Even young George H.W. Bush is part of the story: George H.W. Bush, as you might recall, was in charge of the National Republican Committee at the time of Nixon’s Watergate scandal (and later head of the CIA).  But long before this, George H.W. Bush’s father, Prescott Bush, a senator from Connecticut, was an early financial backer of Nixon.  The Nixon/Bush ties run deep, according to Gering.

Gering says Nixon was tasked with the planning of the Bay of Pigs invasion while serving as vice president to President Dwight Eisenhower.  The actual invasion didn’t take place until Kennedy took office in 1961.  The Bay of Pigs plan was inherited by Kennedy from the previous administration.  But Nixon was still there to carry it out.

When Kennedy decided to go ahead with the invasion and then changed his mind – withdrawing air support and then later blaming the whole fiasco on the CIA – the CIA and Nixon couldn’t take it anymore, according to Gering.  It was time for revenge.

But how could all of these angry people – and there were many more, according to Gering – co-conspire and successfully pull off an act as bold as killing the president?   Gering doesn’t really know, he says.  But he believes it to be true.

Lee Harvey Oswald, according to Gering, was just a patsy in all this – set up by the real assassins to take the fall once Kennedy was killed.

According to Gering, there were several shooters in Dallas that day, including some stationed several floors above Harvey, in the book depository.

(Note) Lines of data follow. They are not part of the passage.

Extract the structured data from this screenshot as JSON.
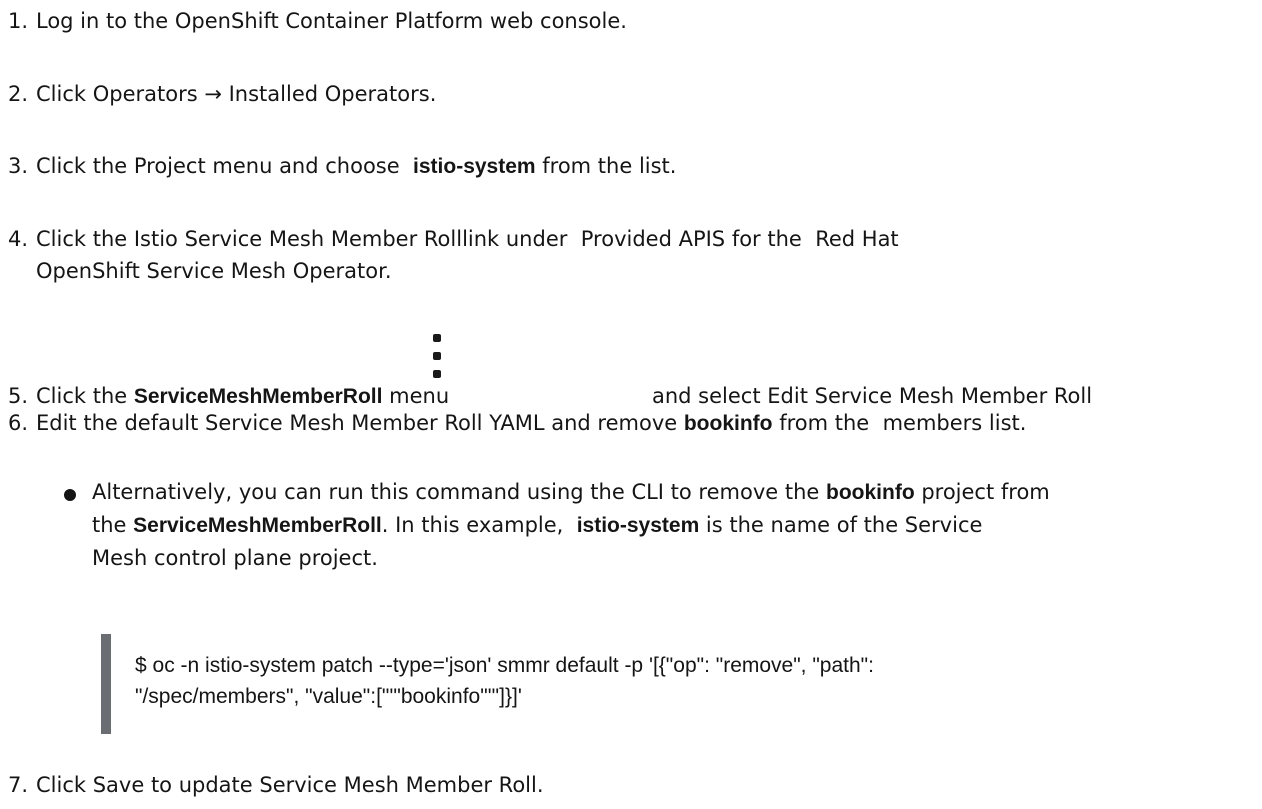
{
  "steps": [
    {
      "num": "1.",
      "text": "Log in to the OpenShift Container Platform web console."
    },
    {
      "num": "2.",
      "pre": "Click ",
      "bold": "Operators → Installed Operators",
      "post": "."
    },
    {
      "num": "3.",
      "pre": "Click the ",
      "bold1": "Project",
      "mid": " menu and choose ",
      "bold2": "istio-system",
      "post": " from the list."
    },
    {
      "num": "4.",
      "pre": "Click the ",
      "bold1": "Istio Service Mesh Member Roll",
      "mid1": "link under ",
      "bold2": "Provided APIS",
      "mid2": " for the ",
      "bold3": "Red Hat",
      "bold4": "OpenShift Service Mesh",
      "post": " Operator."
    },
    {
      "num": "5.",
      "pre": "Click the ",
      "bold1": "ServiceMeshMemberRoll",
      "mid": " menu",
      "mid2": "and select ",
      "bold2": "Edit Service Mesh Member Roll"
    },
    {
      "num": "6.",
      "pre": "Edit the default Service Mesh Member Roll YAML and remove ",
      "bold1": "bookinfo",
      "mid": " from the ",
      "bold2": "members",
      "post": " list."
    },
    {
      "num": "7.",
      "pre": "Click ",
      "bold": "Save",
      "post": " to update Service Mesh Member Roll."
    }
  ],
  "bullet": {
    "pre": "Alternatively, you can run this command using the CLI to remove the ",
    "bold1": "bookinfo",
    "mid1": " project from",
    "line2_pre": "the ",
    "bold2": "ServiceMeshMemberRoll",
    "mid2": ". In this example, ",
    "bold3": "istio-system",
    "mid3": " is the name of the Service",
    "line3": "Mesh control plane project."
  },
  "code": {
    "line1": "$ oc -n istio-system patch --type='json' smmr default -p '[{\"op\": \"remove\", \"path\":",
    "line2": "\"/spec/members\", \"value\":[\"'\"bookinfo\"'\"]}]'"
  },
  "icons": {
    "kebab": "kebab-menu-icon"
  }
}
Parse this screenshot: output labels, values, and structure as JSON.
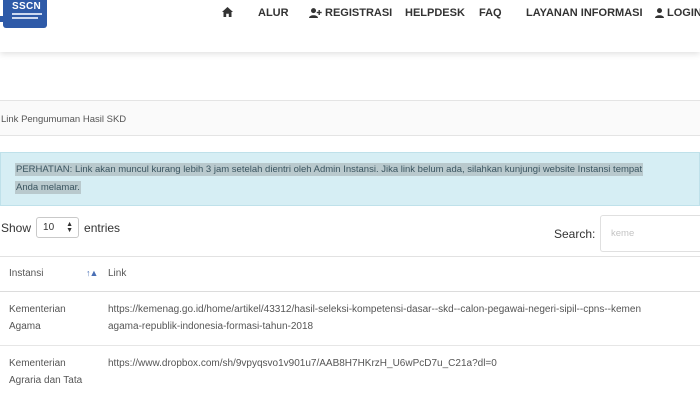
{
  "logo": {
    "text": "SSCN"
  },
  "nav": {
    "items": [
      {
        "label": "",
        "icon": "home-icon"
      },
      {
        "label": "ALUR"
      },
      {
        "label": "REGISTRASI",
        "icon": "user-plus-icon"
      },
      {
        "label": "HELPDESK"
      },
      {
        "label": "FAQ"
      },
      {
        "label": "LAYANAN INFORMASI"
      },
      {
        "label": "LOGIN",
        "icon": "user-icon"
      }
    ]
  },
  "page_header": {
    "title": "Link Pengumuman Hasil SKD"
  },
  "alert": {
    "line1": "PERHATIAN: Link akan muncul kurang lebih 3 jam setelah dientri oleh Admin Instansi. Jika link belum ada, silahkan kunjungi website Instansi tempat",
    "line2": "Anda melamar."
  },
  "controls": {
    "show_label": "Show",
    "entries_value": "10",
    "entries_label": "entries",
    "search_label": "Search:",
    "search_value": "keme"
  },
  "table": {
    "headers": {
      "instansi": "Instansi",
      "link": "Link"
    },
    "rows": [
      {
        "instansi_line1": "Kementerian",
        "instansi_line2": "Agama",
        "link_line1": "https://kemenag.go.id/home/artikel/43312/hasil-seleksi-kompetensi-dasar--skd--calon-pegawai-negeri-sipil--cpns--kemen",
        "link_line2": "agama-republik-indonesia-formasi-tahun-2018"
      },
      {
        "instansi_line1": "Kementerian",
        "instansi_line2": "Agraria dan Tata",
        "link_line1": "https://www.dropbox.com/sh/9vpyqsvo1v901u7/AAB8H7HKrzH_U6wPcD7u_C21a?dl=0",
        "link_line2": ""
      }
    ]
  },
  "colors": {
    "brand": "#2e5aa8",
    "alert_bg": "#d6eef4",
    "sort_icon": "#4a6fb5"
  }
}
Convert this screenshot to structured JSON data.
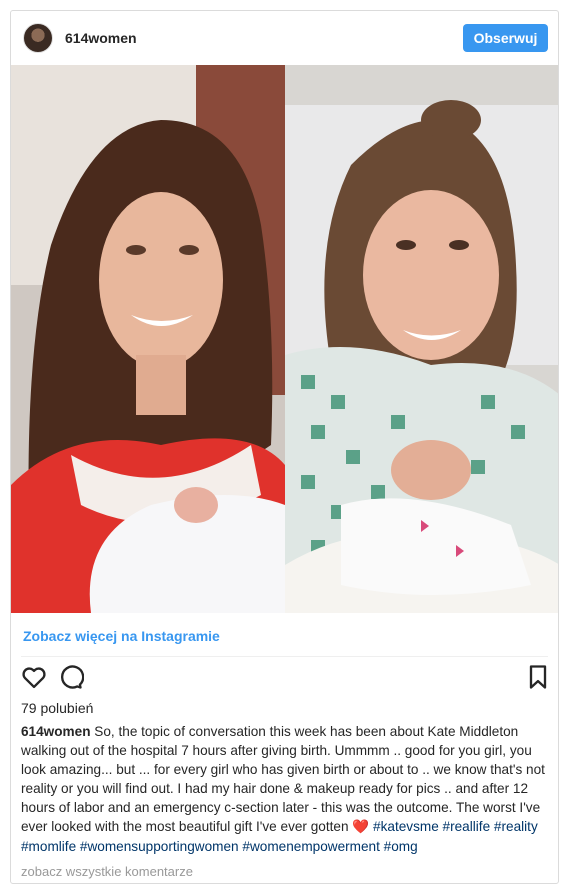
{
  "post": {
    "username": "614women",
    "follow_label": "Obserwuj",
    "view_more_label": "Zobacz więcej na Instagramie",
    "likes_label": "79 polubień",
    "caption_user": "614women",
    "caption_text": "So, the topic of conversation this week has been about Kate Middleton walking out of the hospital 7 hours after giving birth. Ummmm .. good for you girl, you look amazing... but ... for every girl who has given birth or about to .. we know that's not reality or you will find out. I had my hair done & makeup ready for pics .. and after 12 hours of labor and an emergency c-section later - this was the outcome. The worst I've ever looked with the most beautiful gift I've ever gotten",
    "caption_emoji": "❤️",
    "hashtags": "#katevsme #reallife #reality #momlife #womensupportingwomen #womenempowerment #omg",
    "comments_label": "zobacz wszystkie komentarze"
  },
  "icons": {
    "like": "heart-outline-icon",
    "comment": "speech-bubble-icon",
    "save": "bookmark-icon"
  },
  "colors": {
    "accent": "#3897f0",
    "link": "#3897f0",
    "hashtag": "#003569",
    "text": "#262626",
    "muted": "#999999",
    "border": "#dbdbdb"
  }
}
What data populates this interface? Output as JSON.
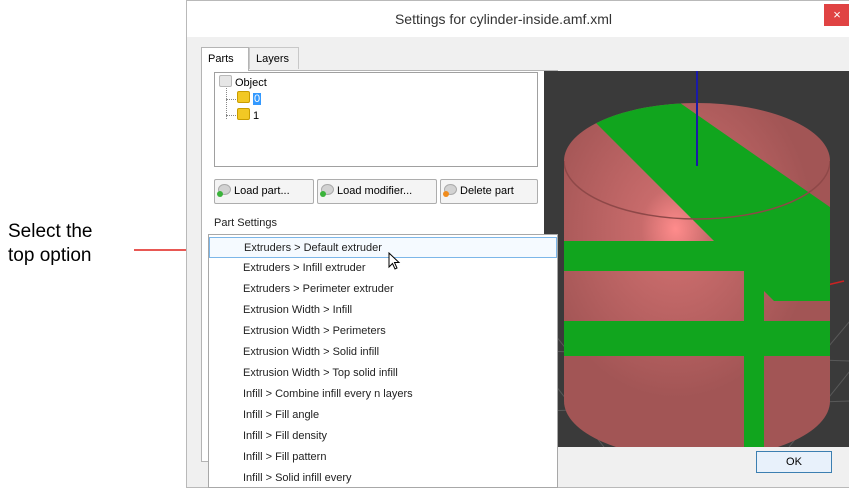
{
  "annotation": {
    "line1": "Select the",
    "line2": "top option",
    "arrow_color": "#e0201b"
  },
  "window": {
    "title": "Settings for cylinder-inside.amf.xml",
    "close_glyph": "×",
    "tabs": [
      {
        "label": "Parts",
        "active": true
      },
      {
        "label": "Layers",
        "active": false
      }
    ],
    "tree": {
      "root": "Object",
      "children": [
        "0",
        "1"
      ],
      "selected": "0"
    },
    "buttons": {
      "load_part": "Load part...",
      "load_modifier": "Load modifier...",
      "delete_part": "Delete part"
    },
    "part_settings_label": "Part Settings",
    "ok_label": "OK"
  },
  "dropdown": {
    "items": [
      "Extruders > Default extruder",
      "Extruders > Infill extruder",
      "Extruders > Perimeter extruder",
      "Extrusion Width > Infill",
      "Extrusion Width > Perimeters",
      "Extrusion Width > Solid infill",
      "Extrusion Width > Top solid infill",
      "Infill > Combine infill every n layers",
      "Infill > Fill angle",
      "Infill > Fill density",
      "Infill > Fill pattern",
      "Infill > Solid infill every"
    ],
    "highlighted": 0
  },
  "preview": {
    "body_color": "#b86060",
    "stripe_color": "#11a51e",
    "background": "#3a3a3a"
  },
  "colors": {
    "selection": "#3399ff",
    "close_button": "#e04343"
  }
}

There were several teams of shooters operating independently; if one team failed, another might succeed.

And why was Jack Ruby so motivated to kill Oswald?  Surely he was no broken-hearted patriot.

Gering does an eye-opening job of linking all this together – including naming names of operatives who were all: 1) physically present during the Cuban operation; 2) in Dallas on the day of the assassination; and 3) directly involved with the Watergate break-in, in 1972.

That’s a lot of coincidences.

Again, it has been many years now, but Richard Nixon, as we recall, had many Cuban friends, from high-up financiers like Bebe Rebozo to cloak-and-dagger operatives like Virgilio Gonzales and Eugenio Martinez (Watergate burglars, along with James McCord, Frank Sturgis and Bernard Barker – all former CIA and FBI).

Other familiar names come into play in the pages of Beachcomber: E. Howard Hunt and Gordon Liddy.  Gering believes the infamous 18-minute gap in the Nixon tapes wasn’t about Watergate – but rather about the Kennedy assassination.  That was the biggest bombshell of all that simply had to remain covered up no matter what.

It’s almost hard to believe all this darkness could take place right here in America, but we are chastened now; we know more than we did in an earlier, more innocent time.  Cuba, Vietnam, Iraq and Afghanistan – it’s all about the money, according to Gering.

Top officials in the intelligence community, the armed forces and of course big defense contractors all benefit whenever a war breaks out.  Gering believes these forces actually help bring about these wars via disinformation (Gulf of Tonkin; weapons of mass destruction in Iraq; etc.) planted by the people who would benefit financially yet from another war.

This is perhaps the biggest takeaway from Beachcomber, according to Gering: It’s time to put an end to the cycle that destroys lives and wipes out our treasury.

So back to Beachcomber, the main character of the fictional part of the book.  He’s a bit of a lonely character, hanging out, homeless, on a beach in Cuba.  He rescues people from drowning; he has a difficult family life; he does his best to make his little corner of the world a better place.

It’s hard not to think of Michael Gering as the Beachcomber.  He has spent countless hours putting together the evidence and the theories.

When his spirits flagged, he was encouraged by people like the late comedian George Carlin and TV producer David Milch (NYPD Blue, Hill Street Blues, HBO’s “Luck”).

Gering admits “you would have to be crazy to try to unravel the JFK cold case,” but Gering contends he’s “really on to something.”

Gering hopes one day someone really figures all this out in a definitive way.  Maybe it will happen, and maybe it won’t.  But at least, like The Beachcomber, he tried.

Maybe there’s a movie in all this.  To learn more about the book, go to:
www.MichaelGering.weebly.com.